Throughout the awards ceremony, many of the attendees also wore blue ribbons to show their support for the ACLU. The awards ceremony also included other political moments. Emma Stone, who won best actress for her role in “La La Land,” wore a Planned Parenthood pin.
Mexican actor Gael García Bernal denounced Trump’s border wall, while announcing the Oscar for best animated feature film. “White Helmets” won the Oscar for best documentary short subject. In their acceptance speech, the directors read a statement from Raed Saleh, the head of the organization, calling on people “to work on the side of life, to stop the bloodshed in Syria and around the world.”
Iranian-American astronaut Anousheh Ansari accepted the Oscar for best foreign film on behalf of Iranian director Asghar Farhadi, who boycotted the awards ceremony over Trump’s Muslim travel ban. This is Ansari reading Farhadi’s statement.

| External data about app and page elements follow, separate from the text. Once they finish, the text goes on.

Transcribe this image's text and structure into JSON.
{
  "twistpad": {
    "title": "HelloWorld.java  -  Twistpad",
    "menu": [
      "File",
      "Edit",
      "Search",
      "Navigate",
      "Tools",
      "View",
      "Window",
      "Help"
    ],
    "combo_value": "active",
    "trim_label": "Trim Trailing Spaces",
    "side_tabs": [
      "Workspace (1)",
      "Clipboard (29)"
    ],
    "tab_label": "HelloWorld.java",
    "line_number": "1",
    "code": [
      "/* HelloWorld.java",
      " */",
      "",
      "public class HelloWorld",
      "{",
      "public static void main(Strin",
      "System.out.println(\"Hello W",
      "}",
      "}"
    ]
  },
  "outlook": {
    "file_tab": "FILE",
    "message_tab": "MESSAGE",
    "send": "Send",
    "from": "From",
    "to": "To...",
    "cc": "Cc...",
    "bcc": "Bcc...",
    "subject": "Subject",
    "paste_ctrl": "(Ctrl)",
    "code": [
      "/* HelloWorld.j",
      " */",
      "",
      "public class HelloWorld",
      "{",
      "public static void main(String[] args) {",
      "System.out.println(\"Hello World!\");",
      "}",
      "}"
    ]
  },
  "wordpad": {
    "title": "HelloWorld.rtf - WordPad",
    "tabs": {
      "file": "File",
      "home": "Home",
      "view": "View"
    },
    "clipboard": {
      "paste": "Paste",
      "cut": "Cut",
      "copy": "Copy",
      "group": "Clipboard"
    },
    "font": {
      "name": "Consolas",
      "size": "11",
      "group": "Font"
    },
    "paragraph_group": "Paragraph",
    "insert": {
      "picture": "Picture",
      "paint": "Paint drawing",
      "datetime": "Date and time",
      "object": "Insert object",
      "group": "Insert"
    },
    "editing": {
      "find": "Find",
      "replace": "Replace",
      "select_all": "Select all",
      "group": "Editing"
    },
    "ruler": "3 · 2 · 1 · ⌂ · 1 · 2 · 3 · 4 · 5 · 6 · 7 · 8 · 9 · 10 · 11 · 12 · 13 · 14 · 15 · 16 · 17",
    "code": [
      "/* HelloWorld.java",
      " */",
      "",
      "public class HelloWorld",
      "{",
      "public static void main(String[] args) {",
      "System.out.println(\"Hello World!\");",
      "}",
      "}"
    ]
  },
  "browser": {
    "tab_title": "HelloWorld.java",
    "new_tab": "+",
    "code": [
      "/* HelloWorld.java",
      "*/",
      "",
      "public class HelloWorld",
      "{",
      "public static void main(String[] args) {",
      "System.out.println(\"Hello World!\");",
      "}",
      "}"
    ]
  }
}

Anousheh Ansari: “I’m sorry I’m not with you tonight. My absence is out of respect for the people of my country and those of other six nations who have been disrespected by the inhumane law that bans entry of immigrants to the U.S.”
Ahead of the awards ceremony, the directors of the Oscar-nominated foreign-language films issued a statement reading: “On behalf of all nominees, we would like to express our unanimous and emphatic disapproval of the climate of fanaticism and nationalism we see today in the U.S. and in so many other countries, in parts of the population and, most unfortunately of all, among leading politicians.”

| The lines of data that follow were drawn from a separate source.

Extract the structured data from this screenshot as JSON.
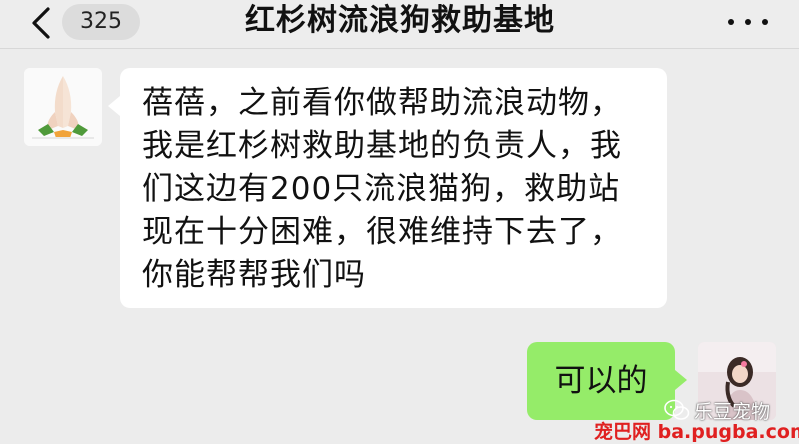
{
  "header": {
    "back_icon": "chevron-left-icon",
    "unread_count": "325",
    "title": "红杉树流浪狗救助基地",
    "more_icon": "more-dots-icon"
  },
  "messages": [
    {
      "side": "left",
      "lines": [
        "蓓蓓，之前看你做帮助流浪动物，",
        "我是红杉树救助基地的负责人，我",
        "们这边有200只流浪猫狗，救助站",
        "现在十分困难，很难维持下去了，",
        "你能帮帮我们吗"
      ]
    },
    {
      "side": "right",
      "text": "可以的"
    }
  ],
  "watermarks": {
    "wechat_label": "乐豆宠物",
    "site_label": "宠巴网 ba.pugba.com"
  },
  "colors": {
    "background": "#ececec",
    "outgoing_bubble": "#95ec69",
    "incoming_bubble": "#ffffff",
    "site_watermark": "#e02020"
  }
}
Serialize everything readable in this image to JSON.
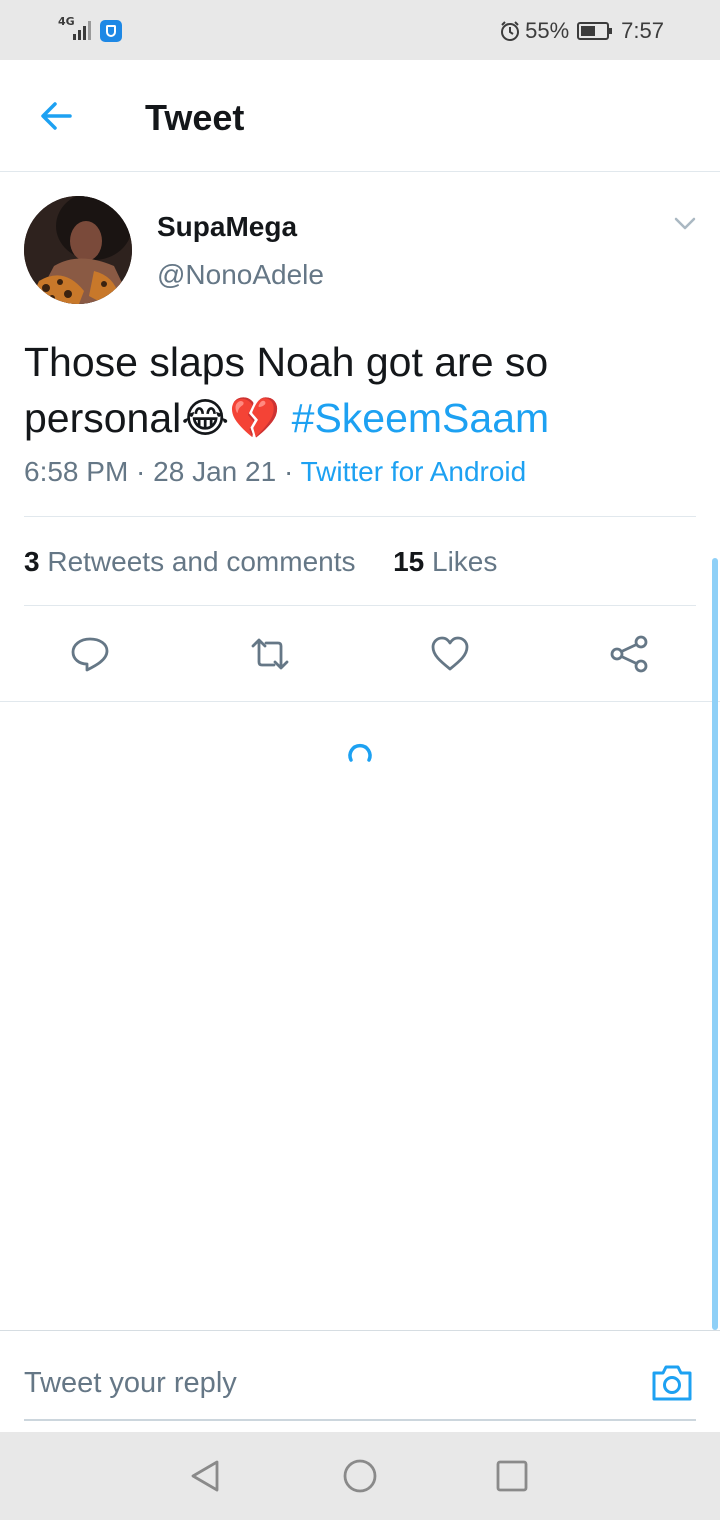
{
  "status_bar": {
    "network": "4G",
    "battery_percent": "55%",
    "time": "7:57",
    "icons": [
      "signal-icon",
      "shield-icon",
      "alarm-icon",
      "battery-icon"
    ]
  },
  "header": {
    "title": "Tweet",
    "back_icon": "back-arrow-icon"
  },
  "tweet": {
    "display_name": "SupaMega",
    "handle": "@NonoAdele",
    "text": "Those slaps Noah got are so personal😂💔",
    "hashtag": "#SkeemSaam",
    "time": "6:58 PM",
    "date": "28 Jan 21",
    "separator": " · ",
    "source": "Twitter for Android",
    "stats": {
      "retweets_count": "3",
      "retweets_label": "Retweets and comments",
      "likes_count": "15",
      "likes_label": "Likes"
    },
    "actions": [
      "reply-icon",
      "retweet-icon",
      "like-icon",
      "share-icon"
    ]
  },
  "reply": {
    "placeholder": "Tweet your reply",
    "camera_icon": "camera-icon"
  },
  "nav": [
    "back-nav-icon",
    "home-nav-icon",
    "recents-nav-icon"
  ],
  "colors": {
    "accent": "#1da1f2",
    "text_primary": "#14171a",
    "text_secondary": "#657786",
    "divider": "#e1e8ed"
  }
}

“OJ: Made in America” won for best documentary, beating out Ava Duvernay’s “13th” about mass incarceration and Raoul Peck’s “I Am Not Your Negro” about James Baldwin, among other documentaries.
And awards ceremony host Jimmy Kimmel critiqued President Trump throughout the night, including during his opening statements.
Jimmy Kimmel: “We’re at the Oscars, the Academy Awards. You’re nominated. You got to come. Your families are nominated. Your friends. Some of you will get to come up here on this stage tonight and give a speech that the president of the United States will tweet about in all caps during his 5 a.m. bowel movement tomorrow. And I think that’s pretty darn excellent, if you ask me.”
As of now, President Trump has not yet tweeted about the Oscars.